“It’s kind of funny that when you talk about Spanish food that isn’t Mexican in Texas, people aren’t as comfortable with it,” Saralegui said. “I want to offer the community authentic Cuban food that’s still approachable.”
Papi’s Kitchen is delivery-only. Saralegui said he found this to be the easiest point of entry into the food scene during his 27 years of service.
“I really see the delivery only model as the new food truck, which blew up because it substantially lowered the price of entry for chefs to start restaurants,” Saralegui said. “This model also allows chefs to more easily pivot on their concepts and improve if something isn’t working.”
The idea for Papi’s Kitchen comes from a combination of a pilot Saralegui shot for Austin KLRU and a book he published called “Our Latin Table,” which is a cookbook focusing on Cuban versions of popular holiday meals.
“The book was like a family album for me,” Saralegui said. “It became very important to keep these recipes alive while also making them my own.”
The bulk of Papi’s Kitchen is divided into sandwich options and entree options. One notable entree is El Rack, which is a rack of braised guava baby back ribs. These ribs do not provide the trademark smoky flavor that Texans have come to associate with ribs, but instead pack a sweet taste, courtesy of the guava sauce basted generously over the rack. It’s an unconventional way to prepare ribs in Central Texas, but El Rack will prove itself tasty to anyone willing to give its sweet punch a chance.

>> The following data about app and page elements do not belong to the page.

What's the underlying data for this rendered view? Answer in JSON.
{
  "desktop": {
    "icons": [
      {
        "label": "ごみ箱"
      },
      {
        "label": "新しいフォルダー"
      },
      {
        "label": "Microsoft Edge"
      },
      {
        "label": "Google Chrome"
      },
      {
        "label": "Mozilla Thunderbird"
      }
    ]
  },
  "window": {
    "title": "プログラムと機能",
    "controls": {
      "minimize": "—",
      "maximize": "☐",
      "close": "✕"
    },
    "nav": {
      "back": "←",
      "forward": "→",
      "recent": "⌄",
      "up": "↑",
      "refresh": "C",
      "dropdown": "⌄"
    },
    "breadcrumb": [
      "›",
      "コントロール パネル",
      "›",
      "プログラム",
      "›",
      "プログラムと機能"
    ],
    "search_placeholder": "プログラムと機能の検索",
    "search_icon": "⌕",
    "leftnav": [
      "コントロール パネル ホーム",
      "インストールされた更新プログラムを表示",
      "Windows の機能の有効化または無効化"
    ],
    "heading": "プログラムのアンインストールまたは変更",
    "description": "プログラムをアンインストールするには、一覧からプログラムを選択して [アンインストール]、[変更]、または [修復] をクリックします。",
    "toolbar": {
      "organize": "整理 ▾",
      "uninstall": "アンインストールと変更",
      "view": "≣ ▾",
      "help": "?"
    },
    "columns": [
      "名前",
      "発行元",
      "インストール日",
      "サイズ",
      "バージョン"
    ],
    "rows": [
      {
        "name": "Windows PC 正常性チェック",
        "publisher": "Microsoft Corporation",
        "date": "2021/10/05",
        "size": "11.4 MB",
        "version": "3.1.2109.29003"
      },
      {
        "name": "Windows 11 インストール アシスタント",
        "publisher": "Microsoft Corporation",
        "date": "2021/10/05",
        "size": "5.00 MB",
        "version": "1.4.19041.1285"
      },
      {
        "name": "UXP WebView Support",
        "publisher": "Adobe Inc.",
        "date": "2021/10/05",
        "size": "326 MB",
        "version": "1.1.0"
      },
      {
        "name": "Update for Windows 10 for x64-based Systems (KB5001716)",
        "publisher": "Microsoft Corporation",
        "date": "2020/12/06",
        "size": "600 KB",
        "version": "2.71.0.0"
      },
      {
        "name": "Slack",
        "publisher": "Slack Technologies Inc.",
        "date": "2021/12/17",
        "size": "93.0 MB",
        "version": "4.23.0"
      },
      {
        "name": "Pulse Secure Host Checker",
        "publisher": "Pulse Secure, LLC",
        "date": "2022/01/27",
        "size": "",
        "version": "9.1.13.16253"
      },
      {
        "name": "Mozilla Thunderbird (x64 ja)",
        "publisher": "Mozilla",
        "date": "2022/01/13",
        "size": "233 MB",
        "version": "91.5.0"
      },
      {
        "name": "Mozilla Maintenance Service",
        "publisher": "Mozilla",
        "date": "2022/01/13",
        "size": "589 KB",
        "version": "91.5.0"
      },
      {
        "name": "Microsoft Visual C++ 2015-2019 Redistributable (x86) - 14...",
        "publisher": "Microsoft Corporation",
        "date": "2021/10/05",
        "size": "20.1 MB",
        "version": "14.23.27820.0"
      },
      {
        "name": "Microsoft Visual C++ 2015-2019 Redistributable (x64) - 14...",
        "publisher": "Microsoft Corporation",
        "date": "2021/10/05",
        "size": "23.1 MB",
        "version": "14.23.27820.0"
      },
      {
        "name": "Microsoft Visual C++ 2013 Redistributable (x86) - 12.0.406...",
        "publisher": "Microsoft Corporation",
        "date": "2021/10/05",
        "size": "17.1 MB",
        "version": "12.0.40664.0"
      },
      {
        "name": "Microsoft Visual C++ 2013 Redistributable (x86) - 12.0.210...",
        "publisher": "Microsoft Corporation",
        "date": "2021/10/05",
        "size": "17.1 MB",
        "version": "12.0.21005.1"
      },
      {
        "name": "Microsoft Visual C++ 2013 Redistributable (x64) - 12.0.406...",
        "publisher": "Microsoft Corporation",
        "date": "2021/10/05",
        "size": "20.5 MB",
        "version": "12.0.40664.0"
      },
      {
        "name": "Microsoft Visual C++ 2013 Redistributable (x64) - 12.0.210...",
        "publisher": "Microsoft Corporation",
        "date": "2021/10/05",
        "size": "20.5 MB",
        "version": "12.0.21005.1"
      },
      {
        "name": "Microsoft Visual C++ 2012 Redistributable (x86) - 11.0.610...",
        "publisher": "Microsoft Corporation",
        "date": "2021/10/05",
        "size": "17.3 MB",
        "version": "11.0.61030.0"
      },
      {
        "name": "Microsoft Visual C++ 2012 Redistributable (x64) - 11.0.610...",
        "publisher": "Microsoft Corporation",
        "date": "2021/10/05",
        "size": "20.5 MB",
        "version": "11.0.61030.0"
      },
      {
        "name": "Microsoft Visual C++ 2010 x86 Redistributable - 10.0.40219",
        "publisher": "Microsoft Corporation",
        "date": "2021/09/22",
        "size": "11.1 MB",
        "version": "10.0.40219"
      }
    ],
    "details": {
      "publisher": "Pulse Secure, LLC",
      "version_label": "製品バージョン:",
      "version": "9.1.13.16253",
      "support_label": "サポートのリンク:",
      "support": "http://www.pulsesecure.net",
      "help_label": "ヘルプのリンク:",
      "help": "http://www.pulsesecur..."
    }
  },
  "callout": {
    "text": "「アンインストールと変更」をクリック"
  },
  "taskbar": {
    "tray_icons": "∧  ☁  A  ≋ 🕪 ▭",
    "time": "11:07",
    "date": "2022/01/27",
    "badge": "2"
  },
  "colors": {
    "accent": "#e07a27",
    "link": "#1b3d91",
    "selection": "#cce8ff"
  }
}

The sandwich and hand held options are the true highlights of the Papi’s Kitchen menu. El Dog, in particular, makes a memorable meal out of something as simple as a hot dog. Similar to a Sonora-style hot dog, this hand held meal tops a bacon-wrapped frank with an impressive combination of black beans, chimichurri mayo, pickled jalapeno and cotija cheese. All of these things come together to yield a satisfyingly savory and spicy flavor that will make diners wonder why America doesn’t prepare its hot dogs the same way.
The Cuban “Ruban”, which is essentially just a Cuban sandwich, is a classic done exceptionally well by Papi’s Kitchen. With the usual ingredients of pork carnitas, ham, swiss cheese and yellow mustard, the Cuban “Ruban” succeeds in paying homage to arguably the most popular food option to come out of Cuba. Not too salty and not too soggy, the pressed brioche bun brings the ideal amount of softness to hold the ingredients together. The sandwich, though, could be a
The menu also offers an extensive selection of sides like tostones, chicharrones and picadillo empanadas. The Cup o’ Elotes, or corn in a cup, is a good vegetable side to balance out all the meaty entrees and sandwiches. It has the same core ingredients of corn, mayo, cotija cheese and cayenne that is common in Texas, but relies much more heavily on the cayenne than the mayo and cheese, giving the corn a much spicier flavor.
Overall, Papi’s Kitchen is a good option for quickly delivered Cuban food. The fact that it’s delivery only makes it a bit pricier than other options and some of the menu items could use a little more work, but the effort that Saralegui is putting into this project will surely get it to the level he’s aiming for.
Hours: Monday-Friday 6pm-10pm